## EXERCISE GOAL
Scan the records below. Report the number of lines containing the word "title", and nothing more.
##########
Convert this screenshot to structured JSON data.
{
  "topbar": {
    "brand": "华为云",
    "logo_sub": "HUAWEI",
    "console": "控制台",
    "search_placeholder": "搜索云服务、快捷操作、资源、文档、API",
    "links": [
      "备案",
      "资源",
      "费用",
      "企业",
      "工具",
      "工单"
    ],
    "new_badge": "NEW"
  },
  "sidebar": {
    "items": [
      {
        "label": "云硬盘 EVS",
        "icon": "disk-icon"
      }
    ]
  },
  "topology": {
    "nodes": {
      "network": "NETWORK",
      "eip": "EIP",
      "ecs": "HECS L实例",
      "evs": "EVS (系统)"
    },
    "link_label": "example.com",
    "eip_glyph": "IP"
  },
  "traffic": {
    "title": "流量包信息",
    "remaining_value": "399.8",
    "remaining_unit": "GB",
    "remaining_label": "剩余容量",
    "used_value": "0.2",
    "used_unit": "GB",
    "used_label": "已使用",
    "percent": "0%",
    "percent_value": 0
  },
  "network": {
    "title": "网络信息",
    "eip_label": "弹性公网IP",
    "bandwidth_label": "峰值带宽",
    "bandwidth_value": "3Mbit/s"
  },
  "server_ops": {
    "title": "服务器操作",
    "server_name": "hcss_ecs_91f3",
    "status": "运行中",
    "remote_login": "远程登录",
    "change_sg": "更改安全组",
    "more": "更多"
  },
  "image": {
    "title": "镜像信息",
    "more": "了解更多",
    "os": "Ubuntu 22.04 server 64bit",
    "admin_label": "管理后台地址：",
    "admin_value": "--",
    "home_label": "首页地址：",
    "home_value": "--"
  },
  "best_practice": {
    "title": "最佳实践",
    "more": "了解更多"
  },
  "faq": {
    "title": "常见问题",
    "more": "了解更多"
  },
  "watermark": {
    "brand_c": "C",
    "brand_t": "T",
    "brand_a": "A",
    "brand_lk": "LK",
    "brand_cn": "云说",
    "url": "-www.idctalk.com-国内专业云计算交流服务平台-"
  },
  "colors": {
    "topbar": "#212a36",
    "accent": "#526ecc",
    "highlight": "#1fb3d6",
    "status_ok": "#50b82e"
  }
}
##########
## WORKED SOLUTION
6